### WHAT NEEDS TO BE DONE
Every entry below must be reproduced exactly.

---------- STORED DATA ----------

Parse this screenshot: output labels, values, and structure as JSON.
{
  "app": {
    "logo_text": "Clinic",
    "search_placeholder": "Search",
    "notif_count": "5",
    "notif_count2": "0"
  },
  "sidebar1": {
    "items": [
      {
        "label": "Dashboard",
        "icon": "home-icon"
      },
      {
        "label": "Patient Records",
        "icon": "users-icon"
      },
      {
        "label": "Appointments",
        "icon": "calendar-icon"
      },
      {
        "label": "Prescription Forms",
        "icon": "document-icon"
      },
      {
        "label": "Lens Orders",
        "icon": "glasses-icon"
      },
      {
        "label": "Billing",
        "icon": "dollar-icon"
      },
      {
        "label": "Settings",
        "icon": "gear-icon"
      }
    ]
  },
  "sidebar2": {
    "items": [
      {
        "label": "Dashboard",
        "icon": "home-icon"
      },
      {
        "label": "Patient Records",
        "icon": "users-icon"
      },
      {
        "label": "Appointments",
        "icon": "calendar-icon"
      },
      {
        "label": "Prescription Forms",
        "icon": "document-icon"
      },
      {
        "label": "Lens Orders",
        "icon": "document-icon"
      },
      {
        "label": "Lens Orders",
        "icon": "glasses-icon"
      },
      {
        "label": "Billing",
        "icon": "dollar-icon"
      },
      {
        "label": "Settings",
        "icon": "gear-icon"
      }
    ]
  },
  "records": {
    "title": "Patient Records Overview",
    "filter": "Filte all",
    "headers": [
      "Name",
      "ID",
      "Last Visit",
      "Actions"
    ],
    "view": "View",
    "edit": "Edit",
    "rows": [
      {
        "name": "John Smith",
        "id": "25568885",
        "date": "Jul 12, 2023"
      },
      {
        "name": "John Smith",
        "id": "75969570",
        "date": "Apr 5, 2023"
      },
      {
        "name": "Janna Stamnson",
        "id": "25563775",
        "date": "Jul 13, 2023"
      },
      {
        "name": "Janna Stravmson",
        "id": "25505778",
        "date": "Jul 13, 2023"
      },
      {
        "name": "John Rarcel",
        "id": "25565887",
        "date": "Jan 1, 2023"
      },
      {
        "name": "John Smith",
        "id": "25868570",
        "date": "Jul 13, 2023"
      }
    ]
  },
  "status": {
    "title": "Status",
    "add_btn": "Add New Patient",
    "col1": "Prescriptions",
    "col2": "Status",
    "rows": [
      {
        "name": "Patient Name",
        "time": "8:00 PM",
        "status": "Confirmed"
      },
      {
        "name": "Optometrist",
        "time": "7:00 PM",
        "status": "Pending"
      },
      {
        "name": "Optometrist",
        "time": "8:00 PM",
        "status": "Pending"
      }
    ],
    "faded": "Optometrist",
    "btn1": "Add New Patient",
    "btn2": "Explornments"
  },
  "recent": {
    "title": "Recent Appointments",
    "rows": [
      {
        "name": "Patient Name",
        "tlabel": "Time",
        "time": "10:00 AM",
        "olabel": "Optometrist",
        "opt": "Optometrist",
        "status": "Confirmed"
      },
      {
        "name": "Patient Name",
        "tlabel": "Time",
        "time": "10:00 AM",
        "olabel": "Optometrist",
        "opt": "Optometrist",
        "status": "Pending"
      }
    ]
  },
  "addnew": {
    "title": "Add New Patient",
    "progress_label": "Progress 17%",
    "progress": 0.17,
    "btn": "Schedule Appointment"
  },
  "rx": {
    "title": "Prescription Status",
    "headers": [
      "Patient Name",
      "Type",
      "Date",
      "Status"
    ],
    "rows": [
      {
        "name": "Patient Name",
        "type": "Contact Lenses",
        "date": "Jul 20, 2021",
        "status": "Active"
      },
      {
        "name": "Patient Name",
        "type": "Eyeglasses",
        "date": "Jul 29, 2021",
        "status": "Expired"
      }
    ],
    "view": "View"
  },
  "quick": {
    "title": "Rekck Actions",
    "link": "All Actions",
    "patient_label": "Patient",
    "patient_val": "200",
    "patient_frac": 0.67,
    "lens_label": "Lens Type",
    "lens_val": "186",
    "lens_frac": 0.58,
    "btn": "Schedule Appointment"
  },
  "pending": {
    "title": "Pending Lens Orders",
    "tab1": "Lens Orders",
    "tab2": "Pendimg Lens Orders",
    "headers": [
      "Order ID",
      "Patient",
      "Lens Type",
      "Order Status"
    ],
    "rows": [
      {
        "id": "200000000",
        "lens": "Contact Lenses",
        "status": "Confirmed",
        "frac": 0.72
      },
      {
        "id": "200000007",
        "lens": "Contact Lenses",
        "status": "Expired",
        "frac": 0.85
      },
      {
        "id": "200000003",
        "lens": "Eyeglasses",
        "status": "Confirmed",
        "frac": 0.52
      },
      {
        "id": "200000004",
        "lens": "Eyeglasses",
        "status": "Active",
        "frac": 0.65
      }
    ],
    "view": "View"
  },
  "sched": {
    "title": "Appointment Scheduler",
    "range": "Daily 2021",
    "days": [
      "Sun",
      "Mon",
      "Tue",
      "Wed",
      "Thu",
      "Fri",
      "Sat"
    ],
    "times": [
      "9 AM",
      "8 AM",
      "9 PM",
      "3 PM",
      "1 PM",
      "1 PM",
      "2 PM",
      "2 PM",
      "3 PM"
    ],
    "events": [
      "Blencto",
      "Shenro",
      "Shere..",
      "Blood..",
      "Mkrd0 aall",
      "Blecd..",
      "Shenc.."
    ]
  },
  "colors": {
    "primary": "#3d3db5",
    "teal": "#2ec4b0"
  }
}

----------

### REPLY
Parse this screenshot: output labels, values, and structure as JSON.
{
  "app": {
    "logo_text": "Clinic",
    "search_placeholder": "Search",
    "notif_count": "5",
    "notif_count2": "0"
  },
  "sidebar1": {
    "items": [
      {
        "label": "Dashboard",
        "icon": "home-icon"
      },
      {
        "label": "Patient Records",
        "icon": "users-icon"
      },
      {
        "label": "Appointments",
        "icon": "calendar-icon"
      },
      {
        "label": "Prescription Forms",
        "icon": "document-icon"
      },
      {
        "label": "Lens Orders",
        "icon": "glasses-icon"
      },
      {
        "label": "Billing",
        "icon": "dollar-icon"
      },
      {
        "label": "Settings",
        "icon": "gear-icon"
      }
    ]
  },
  "sidebar2": {
    "items": [
      {
        "label": "Dashboard",
        "icon": "home-icon"
      },
      {
        "label": "Patient Records",
        "icon": "users-icon"
      },
      {
        "label": "Appointments",
        "icon": "calendar-icon"
      },
      {
        "label": "Prescription Forms",
        "icon": "document-icon"
      },
      {
        "label": "Lens Orders",
        "icon": "document-icon"
      },
      {
        "label": "Lens Orders",
        "icon": "glasses-icon"
      },
      {
        "label": "Billing",
        "icon": "dollar-icon"
      },
      {
        "label": "Settings",
        "icon": "gear-icon"
      }
    ]
  },
  "records": {
    "title": "Patient Records Overview",
    "filter": "Filte all",
    "headers": [
      "Name",
      "ID",
      "Last Visit",
      "Actions"
    ],
    "view": "View",
    "edit": "Edit",
    "rows": [
      {
        "name": "John Smith",
        "id": "25568885",
        "date": "Jul 12, 2023"
      },
      {
        "name": "John Smith",
        "id": "75969570",
        "date": "Apr 5, 2023"
      },
      {
        "name": "Janna Stamnson",
        "id": "25563775",
        "date": "Jul 13, 2023"
      },
      {
        "name": "Janna Stravmson",
        "id": "25505778",
        "date": "Jul 13, 2023"
      },
      {
        "name": "John Rarcel",
        "id": "25565887",
        "date": "Jan 1, 2023"
      },
      {
        "name": "John Smith",
        "id": "25868570",
        "date": "Jul 13, 2023"
      }
    ]
  },
  "status": {
    "title": "Status",
    "add_btn": "Add New Patient",
    "col1": "Prescriptions",
    "col2": "Status",
    "rows": [
      {
        "name": "Patient Name",
        "time": "8:00 PM",
        "status": "Confirmed"
      },
      {
        "name": "Optometrist",
        "time": "7:00 PM",
        "status": "Pending"
      },
      {
        "name": "Optometrist",
        "time": "8:00 PM",
        "status": "Pending"
      }
    ],
    "faded": "Optometrist",
    "btn1": "Add New Patient",
    "btn2": "Explornments"
  },
  "recent": {
    "title": "Recent Appointments",
    "rows": [
      {
        "name": "Patient Name",
        "tlabel": "Time",
        "time": "10:00 AM",
        "olabel": "Optometrist",
        "opt": "Optometrist",
        "status": "Confirmed"
      },
      {
        "name": "Patient Name",
        "tlabel": "Time",
        "time": "10:00 AM",
        "olabel": "Optometrist",
        "opt": "Optometrist",
        "status": "Pending"
      }
    ]
  },
  "addnew": {
    "title": "Add New Patient",
    "progress_label": "Progress 17%",
    "progress": 0.17,
    "btn": "Schedule Appointment"
  },
  "rx": {
    "title": "Prescription Status",
    "headers": [
      "Patient Name",
      "Type",
      "Date",
      "Status"
    ],
    "rows": [
      {
        "name": "Patient Name",
        "type": "Contact Lenses",
        "date": "Jul 20, 2021",
        "status": "Active"
      },
      {
        "name": "Patient Name",
        "type": "Eyeglasses",
        "date": "Jul 29, 2021",
        "status": "Expired"
      }
    ],
    "view": "View"
  },
  "quick": {
    "title": "Rekck Actions",
    "link": "All Actions",
    "patient_label": "Patient",
    "patient_val": "200",
    "patient_frac": 0.67,
    "lens_label": "Lens Type",
    "lens_val": "186",
    "lens_frac": 0.58,
    "btn": "Schedule Appointment"
  },
  "pending": {
    "title": "Pending Lens Orders",
    "tab1": "Lens Orders",
    "tab2": "Pendimg Lens Orders",
    "headers": [
      "Order ID",
      "Patient",
      "Lens Type",
      "Order Status"
    ],
    "rows": [
      {
        "id": "200000000",
        "lens": "Contact Lenses",
        "status": "Confirmed",
        "frac": 0.72
      },
      {
        "id": "200000007",
        "lens": "Contact Lenses",
        "status": "Expired",
        "frac": 0.85
      },
      {
        "id": "200000003",
        "lens": "Eyeglasses",
        "status": "Confirmed",
        "frac": 0.52
      },
      {
        "id": "200000004",
        "lens": "Eyeglasses",
        "status": "Active",
        "frac": 0.65
      }
    ],
    "view": "View"
  },
  "sched": {
    "title": "Appointment Scheduler",
    "range": "Daily 2021",
    "days": [
      "Sun",
      "Mon",
      "Tue",
      "Wed",
      "Thu",
      "Fri",
      "Sat"
    ],
    "times": [
      "9 AM",
      "8 AM",
      "9 PM",
      "3 PM",
      "1 PM",
      "1 PM",
      "2 PM",
      "2 PM",
      "3 PM"
    ],
    "events": [
      "Blencto",
      "Shenro",
      "Shere..",
      "Blood..",
      "Mkrd0 aall",
      "Blecd..",
      "Shenc.."
    ]
  },
  "colors": {
    "primary": "#3d3db5",
    "teal": "#2ec4b0"
  }
}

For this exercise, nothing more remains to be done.